= Materials provided =
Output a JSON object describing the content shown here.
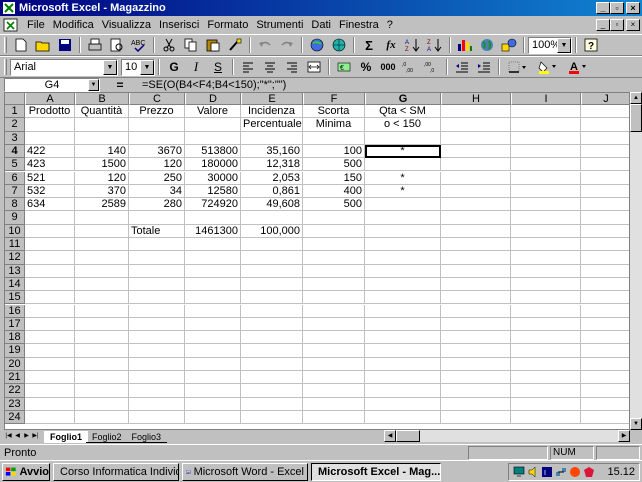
{
  "window": {
    "title": "Microsoft Excel - Magazzino",
    "minimize": "_",
    "restore": "▫",
    "close": "×"
  },
  "menu": [
    "File",
    "Modifica",
    "Visualizza",
    "Inserisci",
    "Formato",
    "Strumenti",
    "Dati",
    "Finestra",
    "?"
  ],
  "toolbar1": {
    "zoom": "100%"
  },
  "toolbar2": {
    "font": "Arial",
    "size": "10",
    "bold": "G",
    "italic": "I",
    "underline": "S",
    "percent": "%",
    "thousands": "000",
    "currency": "€"
  },
  "formula_bar": {
    "cell_ref": "G4",
    "equals": "=",
    "formula": "=SE(O(B4<F4;B4<150);\"*\";\"\")"
  },
  "grid": {
    "columns": [
      "A",
      "B",
      "C",
      "D",
      "E",
      "F",
      "G",
      "H",
      "I",
      "J"
    ],
    "rows": [
      "1",
      "2",
      "3",
      "4",
      "5",
      "6",
      "7",
      "8",
      "9",
      "10",
      "11",
      "12",
      "13",
      "14",
      "15",
      "16",
      "17",
      "18",
      "19",
      "20",
      "21",
      "22",
      "23",
      "24"
    ],
    "cells": [
      {
        "ref": "A1",
        "v": "Prodotto"
      },
      {
        "ref": "B1",
        "v": "Quantità"
      },
      {
        "ref": "C1",
        "v": "Prezzo"
      },
      {
        "ref": "D1",
        "v": "Valore"
      },
      {
        "ref": "E1",
        "v": "Incidenza"
      },
      {
        "ref": "F1",
        "v": "Scorta"
      },
      {
        "ref": "G1",
        "v": "Qta < SM"
      },
      {
        "ref": "E2",
        "v": "Percentuale"
      },
      {
        "ref": "F2",
        "v": "Minima"
      },
      {
        "ref": "G2",
        "v": "o < 150"
      },
      {
        "ref": "A4",
        "v": "422"
      },
      {
        "ref": "B4",
        "v": "140"
      },
      {
        "ref": "C4",
        "v": "3670"
      },
      {
        "ref": "D4",
        "v": "513800"
      },
      {
        "ref": "E4",
        "v": "35,160"
      },
      {
        "ref": "F4",
        "v": "100"
      },
      {
        "ref": "G4",
        "v": "*"
      },
      {
        "ref": "A5",
        "v": "423"
      },
      {
        "ref": "B5",
        "v": "1500"
      },
      {
        "ref": "C5",
        "v": "120"
      },
      {
        "ref": "D5",
        "v": "180000"
      },
      {
        "ref": "E5",
        "v": "12,318"
      },
      {
        "ref": "F5",
        "v": "500"
      },
      {
        "ref": "A6",
        "v": "521"
      },
      {
        "ref": "B6",
        "v": "120"
      },
      {
        "ref": "C6",
        "v": "250"
      },
      {
        "ref": "D6",
        "v": "30000"
      },
      {
        "ref": "E6",
        "v": "2,053"
      },
      {
        "ref": "F6",
        "v": "150"
      },
      {
        "ref": "G6",
        "v": "*"
      },
      {
        "ref": "A7",
        "v": "532"
      },
      {
        "ref": "B7",
        "v": "370"
      },
      {
        "ref": "C7",
        "v": "34"
      },
      {
        "ref": "D7",
        "v": "12580"
      },
      {
        "ref": "E7",
        "v": "0,861"
      },
      {
        "ref": "F7",
        "v": "400"
      },
      {
        "ref": "G7",
        "v": "*"
      },
      {
        "ref": "A8",
        "v": "634"
      },
      {
        "ref": "B8",
        "v": "2589"
      },
      {
        "ref": "C8",
        "v": "280"
      },
      {
        "ref": "D8",
        "v": "724920"
      },
      {
        "ref": "E8",
        "v": "49,608"
      },
      {
        "ref": "F8",
        "v": "500"
      },
      {
        "ref": "C10",
        "v": "Totale"
      },
      {
        "ref": "D10",
        "v": "1461300"
      },
      {
        "ref": "E10",
        "v": "100,000"
      }
    ],
    "active_cell": "G4"
  },
  "sheets": [
    "Foglio1",
    "Foglio2",
    "Foglio3"
  ],
  "active_sheet": "Foglio1",
  "status": {
    "text": "Pronto",
    "num": "NUM"
  },
  "taskbar": {
    "start": "Avvio",
    "tasks": [
      {
        "label": "Corso Informatica Individuale",
        "active": false
      },
      {
        "label": "Microsoft Word - Excel",
        "active": false
      },
      {
        "label": "Microsoft Excel - Mag...",
        "active": true
      }
    ],
    "clock": "15.12"
  },
  "colors": {
    "title_start": "#000080",
    "title_end": "#1084d0",
    "face": "#c0c0c0",
    "desktop": "#008080"
  }
}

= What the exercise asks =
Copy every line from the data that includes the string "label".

= Answer box =
        "label": "Corso Informatica Individuale",
        "label": "Microsoft Word - Excel",
        "label": "Microsoft Excel - Mag...",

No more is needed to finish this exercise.